Exercise inputs:
Content starts

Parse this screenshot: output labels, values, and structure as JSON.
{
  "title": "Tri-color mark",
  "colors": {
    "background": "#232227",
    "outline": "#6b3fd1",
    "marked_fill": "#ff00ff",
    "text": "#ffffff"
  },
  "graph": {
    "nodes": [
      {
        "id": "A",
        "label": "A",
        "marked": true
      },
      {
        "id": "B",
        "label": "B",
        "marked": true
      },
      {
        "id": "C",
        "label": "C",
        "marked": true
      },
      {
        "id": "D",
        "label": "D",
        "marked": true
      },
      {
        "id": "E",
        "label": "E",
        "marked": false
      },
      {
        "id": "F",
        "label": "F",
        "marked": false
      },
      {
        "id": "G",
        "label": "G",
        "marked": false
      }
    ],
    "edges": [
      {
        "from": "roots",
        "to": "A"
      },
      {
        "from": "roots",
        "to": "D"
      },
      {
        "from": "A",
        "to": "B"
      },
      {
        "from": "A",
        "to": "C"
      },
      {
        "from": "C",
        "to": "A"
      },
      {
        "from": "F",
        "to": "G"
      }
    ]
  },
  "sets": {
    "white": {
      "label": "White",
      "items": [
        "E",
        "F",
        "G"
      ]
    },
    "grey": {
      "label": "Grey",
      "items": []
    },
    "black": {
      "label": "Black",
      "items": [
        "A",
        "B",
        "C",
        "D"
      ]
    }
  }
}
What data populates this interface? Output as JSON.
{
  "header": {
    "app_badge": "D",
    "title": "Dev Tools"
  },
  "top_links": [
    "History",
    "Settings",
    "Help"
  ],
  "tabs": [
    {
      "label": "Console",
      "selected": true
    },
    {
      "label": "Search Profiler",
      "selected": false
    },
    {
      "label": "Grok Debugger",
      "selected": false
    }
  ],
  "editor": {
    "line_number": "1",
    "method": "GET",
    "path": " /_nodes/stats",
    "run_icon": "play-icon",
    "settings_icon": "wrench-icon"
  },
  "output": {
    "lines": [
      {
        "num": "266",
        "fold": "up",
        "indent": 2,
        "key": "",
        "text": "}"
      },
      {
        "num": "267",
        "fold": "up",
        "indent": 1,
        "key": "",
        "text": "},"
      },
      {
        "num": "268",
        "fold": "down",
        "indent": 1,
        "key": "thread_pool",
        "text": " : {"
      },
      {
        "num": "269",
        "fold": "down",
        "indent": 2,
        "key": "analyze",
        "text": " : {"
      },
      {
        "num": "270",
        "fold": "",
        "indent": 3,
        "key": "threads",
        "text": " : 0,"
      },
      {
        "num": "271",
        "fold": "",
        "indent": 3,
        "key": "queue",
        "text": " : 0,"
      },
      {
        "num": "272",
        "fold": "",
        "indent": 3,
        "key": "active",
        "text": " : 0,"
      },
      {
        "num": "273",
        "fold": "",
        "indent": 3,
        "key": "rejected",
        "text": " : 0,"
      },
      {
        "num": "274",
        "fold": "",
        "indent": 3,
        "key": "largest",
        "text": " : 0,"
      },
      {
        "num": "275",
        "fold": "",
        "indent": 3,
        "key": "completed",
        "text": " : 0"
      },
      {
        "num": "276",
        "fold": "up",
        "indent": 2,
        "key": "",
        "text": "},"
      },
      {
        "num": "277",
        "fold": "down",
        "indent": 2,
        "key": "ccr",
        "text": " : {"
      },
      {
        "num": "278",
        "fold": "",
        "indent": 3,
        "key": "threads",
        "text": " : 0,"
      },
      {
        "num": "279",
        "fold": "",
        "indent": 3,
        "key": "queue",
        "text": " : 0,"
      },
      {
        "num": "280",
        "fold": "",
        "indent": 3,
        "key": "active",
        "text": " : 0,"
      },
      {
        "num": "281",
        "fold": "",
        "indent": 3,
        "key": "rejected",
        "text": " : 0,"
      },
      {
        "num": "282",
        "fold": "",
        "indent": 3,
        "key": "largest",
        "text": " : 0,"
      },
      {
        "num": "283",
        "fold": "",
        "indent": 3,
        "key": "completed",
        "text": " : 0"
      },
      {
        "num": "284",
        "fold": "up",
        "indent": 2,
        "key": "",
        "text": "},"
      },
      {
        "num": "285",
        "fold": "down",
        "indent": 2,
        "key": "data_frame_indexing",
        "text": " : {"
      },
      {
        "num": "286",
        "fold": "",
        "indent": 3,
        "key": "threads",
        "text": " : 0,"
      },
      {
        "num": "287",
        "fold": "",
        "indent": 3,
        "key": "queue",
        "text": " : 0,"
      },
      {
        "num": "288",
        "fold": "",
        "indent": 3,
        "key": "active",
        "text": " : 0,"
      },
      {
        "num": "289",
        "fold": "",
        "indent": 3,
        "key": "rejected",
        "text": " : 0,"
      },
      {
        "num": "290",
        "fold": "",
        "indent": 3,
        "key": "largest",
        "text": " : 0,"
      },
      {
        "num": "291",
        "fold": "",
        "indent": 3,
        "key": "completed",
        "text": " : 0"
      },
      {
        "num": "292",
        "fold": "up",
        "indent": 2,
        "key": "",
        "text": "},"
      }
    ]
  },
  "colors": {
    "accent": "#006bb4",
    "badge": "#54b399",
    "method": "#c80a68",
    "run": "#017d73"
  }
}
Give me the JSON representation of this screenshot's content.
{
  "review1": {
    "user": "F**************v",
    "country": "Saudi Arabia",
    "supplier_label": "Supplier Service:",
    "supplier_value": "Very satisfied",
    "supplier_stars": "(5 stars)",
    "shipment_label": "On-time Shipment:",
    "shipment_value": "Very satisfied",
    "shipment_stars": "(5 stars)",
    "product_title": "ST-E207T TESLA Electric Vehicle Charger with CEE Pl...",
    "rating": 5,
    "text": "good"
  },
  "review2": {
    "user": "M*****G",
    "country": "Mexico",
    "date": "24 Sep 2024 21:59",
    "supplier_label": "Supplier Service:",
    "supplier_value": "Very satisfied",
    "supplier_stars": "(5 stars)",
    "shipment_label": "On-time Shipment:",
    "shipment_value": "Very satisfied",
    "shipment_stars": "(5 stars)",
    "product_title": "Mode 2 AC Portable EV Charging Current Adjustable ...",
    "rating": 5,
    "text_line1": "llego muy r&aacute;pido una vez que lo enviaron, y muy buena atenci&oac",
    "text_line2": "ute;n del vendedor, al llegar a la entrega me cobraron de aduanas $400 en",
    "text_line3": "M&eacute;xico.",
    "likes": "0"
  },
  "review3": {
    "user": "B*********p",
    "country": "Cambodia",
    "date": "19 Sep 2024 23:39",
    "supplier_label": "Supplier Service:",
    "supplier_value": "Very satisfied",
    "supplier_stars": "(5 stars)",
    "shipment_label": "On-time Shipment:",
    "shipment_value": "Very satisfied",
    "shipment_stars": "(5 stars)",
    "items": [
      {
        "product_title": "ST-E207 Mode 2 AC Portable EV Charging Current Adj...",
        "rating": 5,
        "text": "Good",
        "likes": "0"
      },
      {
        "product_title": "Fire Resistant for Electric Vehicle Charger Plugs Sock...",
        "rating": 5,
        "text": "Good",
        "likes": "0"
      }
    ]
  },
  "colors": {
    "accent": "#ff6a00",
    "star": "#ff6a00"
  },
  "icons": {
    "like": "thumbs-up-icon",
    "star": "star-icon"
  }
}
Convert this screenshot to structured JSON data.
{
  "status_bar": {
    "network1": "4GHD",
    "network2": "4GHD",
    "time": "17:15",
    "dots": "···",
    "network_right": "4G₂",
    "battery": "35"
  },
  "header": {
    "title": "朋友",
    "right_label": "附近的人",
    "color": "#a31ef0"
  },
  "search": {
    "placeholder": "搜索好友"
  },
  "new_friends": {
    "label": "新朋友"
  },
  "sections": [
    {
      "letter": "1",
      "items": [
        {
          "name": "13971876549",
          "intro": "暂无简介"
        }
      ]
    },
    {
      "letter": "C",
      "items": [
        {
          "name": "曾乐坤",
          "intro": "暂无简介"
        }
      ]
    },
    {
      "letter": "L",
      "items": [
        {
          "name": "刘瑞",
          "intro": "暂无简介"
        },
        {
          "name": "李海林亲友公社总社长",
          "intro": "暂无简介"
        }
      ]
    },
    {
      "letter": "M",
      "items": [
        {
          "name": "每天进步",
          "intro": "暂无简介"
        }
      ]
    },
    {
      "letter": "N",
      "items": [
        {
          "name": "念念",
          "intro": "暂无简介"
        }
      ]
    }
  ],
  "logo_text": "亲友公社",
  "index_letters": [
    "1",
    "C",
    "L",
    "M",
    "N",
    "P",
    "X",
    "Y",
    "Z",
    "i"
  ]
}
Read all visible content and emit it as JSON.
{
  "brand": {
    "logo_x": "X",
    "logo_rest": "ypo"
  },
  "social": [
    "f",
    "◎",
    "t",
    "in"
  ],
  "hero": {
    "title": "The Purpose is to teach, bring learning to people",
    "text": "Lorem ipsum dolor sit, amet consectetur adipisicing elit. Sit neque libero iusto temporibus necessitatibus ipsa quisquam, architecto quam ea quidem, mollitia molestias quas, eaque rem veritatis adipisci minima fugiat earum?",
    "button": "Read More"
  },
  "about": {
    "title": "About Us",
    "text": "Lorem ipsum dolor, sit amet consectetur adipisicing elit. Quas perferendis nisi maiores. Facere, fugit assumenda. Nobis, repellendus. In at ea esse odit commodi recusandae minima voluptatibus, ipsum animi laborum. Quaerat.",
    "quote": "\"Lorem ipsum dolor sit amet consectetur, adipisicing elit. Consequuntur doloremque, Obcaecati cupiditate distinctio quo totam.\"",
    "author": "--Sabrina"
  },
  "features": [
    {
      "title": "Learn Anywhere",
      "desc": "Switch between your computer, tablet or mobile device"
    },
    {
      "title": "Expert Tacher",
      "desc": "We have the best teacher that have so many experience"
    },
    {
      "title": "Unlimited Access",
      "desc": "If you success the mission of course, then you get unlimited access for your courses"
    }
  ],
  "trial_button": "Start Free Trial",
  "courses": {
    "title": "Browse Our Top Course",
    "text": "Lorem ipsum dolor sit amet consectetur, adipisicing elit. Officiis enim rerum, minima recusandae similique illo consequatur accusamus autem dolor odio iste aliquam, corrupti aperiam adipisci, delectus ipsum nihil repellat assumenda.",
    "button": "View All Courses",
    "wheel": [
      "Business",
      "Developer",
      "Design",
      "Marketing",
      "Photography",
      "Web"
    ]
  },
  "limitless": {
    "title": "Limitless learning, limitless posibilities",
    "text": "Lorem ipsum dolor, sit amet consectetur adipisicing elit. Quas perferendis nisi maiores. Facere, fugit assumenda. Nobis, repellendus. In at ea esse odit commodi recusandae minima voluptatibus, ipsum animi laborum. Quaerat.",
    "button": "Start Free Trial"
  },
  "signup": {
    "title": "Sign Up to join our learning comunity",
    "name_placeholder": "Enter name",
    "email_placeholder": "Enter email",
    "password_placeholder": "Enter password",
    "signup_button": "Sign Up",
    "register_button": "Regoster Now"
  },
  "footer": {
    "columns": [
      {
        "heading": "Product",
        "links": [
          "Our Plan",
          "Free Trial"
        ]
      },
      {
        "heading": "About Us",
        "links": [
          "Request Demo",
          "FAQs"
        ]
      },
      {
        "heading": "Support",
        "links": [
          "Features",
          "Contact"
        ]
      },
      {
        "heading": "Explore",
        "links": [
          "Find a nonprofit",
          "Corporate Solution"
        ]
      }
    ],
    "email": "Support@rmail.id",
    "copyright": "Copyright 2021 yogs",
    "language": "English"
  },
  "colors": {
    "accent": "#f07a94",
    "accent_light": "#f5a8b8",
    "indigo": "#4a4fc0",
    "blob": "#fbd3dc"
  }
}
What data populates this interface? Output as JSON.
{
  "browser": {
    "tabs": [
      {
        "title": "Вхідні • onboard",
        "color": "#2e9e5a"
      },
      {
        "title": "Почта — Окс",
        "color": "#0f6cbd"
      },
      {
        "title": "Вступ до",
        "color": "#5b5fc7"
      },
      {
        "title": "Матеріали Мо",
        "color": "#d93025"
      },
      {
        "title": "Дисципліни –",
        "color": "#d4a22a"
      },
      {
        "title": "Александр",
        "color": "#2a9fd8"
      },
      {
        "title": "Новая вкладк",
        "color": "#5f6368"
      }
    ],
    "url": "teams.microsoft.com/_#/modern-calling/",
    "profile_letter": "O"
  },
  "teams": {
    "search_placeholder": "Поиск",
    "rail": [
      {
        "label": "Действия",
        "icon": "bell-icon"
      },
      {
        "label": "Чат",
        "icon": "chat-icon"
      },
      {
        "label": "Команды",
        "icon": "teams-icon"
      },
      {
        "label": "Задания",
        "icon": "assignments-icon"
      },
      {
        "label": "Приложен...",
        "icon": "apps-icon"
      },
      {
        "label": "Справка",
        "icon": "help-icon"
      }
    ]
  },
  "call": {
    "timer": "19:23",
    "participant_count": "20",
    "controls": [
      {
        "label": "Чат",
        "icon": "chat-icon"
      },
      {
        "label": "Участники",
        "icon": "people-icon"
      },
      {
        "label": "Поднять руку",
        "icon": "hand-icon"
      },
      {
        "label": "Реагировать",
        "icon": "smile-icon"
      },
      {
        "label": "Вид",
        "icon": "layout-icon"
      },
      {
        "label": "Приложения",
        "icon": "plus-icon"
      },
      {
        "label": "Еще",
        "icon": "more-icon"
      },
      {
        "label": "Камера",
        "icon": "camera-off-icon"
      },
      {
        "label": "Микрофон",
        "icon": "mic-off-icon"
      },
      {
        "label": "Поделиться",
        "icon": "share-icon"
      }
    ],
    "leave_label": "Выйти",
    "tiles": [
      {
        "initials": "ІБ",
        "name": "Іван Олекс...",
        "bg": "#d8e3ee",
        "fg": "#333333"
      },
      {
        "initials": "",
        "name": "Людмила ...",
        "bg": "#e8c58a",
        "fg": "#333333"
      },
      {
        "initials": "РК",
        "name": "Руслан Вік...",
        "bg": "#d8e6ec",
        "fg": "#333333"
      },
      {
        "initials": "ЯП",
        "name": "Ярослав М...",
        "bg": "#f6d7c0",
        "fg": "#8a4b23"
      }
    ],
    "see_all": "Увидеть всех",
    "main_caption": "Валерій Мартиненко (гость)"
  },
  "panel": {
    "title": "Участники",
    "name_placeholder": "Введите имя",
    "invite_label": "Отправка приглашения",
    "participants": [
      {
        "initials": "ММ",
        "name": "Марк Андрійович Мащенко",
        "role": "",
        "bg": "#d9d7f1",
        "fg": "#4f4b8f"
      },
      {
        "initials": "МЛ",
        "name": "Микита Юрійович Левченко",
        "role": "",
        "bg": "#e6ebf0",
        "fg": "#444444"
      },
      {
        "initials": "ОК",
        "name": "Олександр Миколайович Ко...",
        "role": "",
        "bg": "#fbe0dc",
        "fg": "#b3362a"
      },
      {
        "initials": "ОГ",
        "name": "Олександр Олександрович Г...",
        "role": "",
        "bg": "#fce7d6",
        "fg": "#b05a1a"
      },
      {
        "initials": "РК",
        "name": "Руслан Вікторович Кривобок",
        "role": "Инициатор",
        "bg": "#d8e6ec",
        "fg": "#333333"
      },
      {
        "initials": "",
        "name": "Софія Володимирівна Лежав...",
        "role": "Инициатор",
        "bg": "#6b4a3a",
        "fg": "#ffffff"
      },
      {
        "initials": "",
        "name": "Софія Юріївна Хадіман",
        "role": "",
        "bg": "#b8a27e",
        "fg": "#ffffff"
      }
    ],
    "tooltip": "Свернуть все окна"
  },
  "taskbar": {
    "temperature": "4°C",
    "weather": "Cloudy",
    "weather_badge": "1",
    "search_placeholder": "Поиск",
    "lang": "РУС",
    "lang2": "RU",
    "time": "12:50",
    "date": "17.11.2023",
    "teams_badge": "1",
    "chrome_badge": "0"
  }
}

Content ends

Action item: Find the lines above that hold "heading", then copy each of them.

Task result:
        "heading": "Product",
        "heading": "About Us",
        "heading": "Support",
        "heading": "Explore",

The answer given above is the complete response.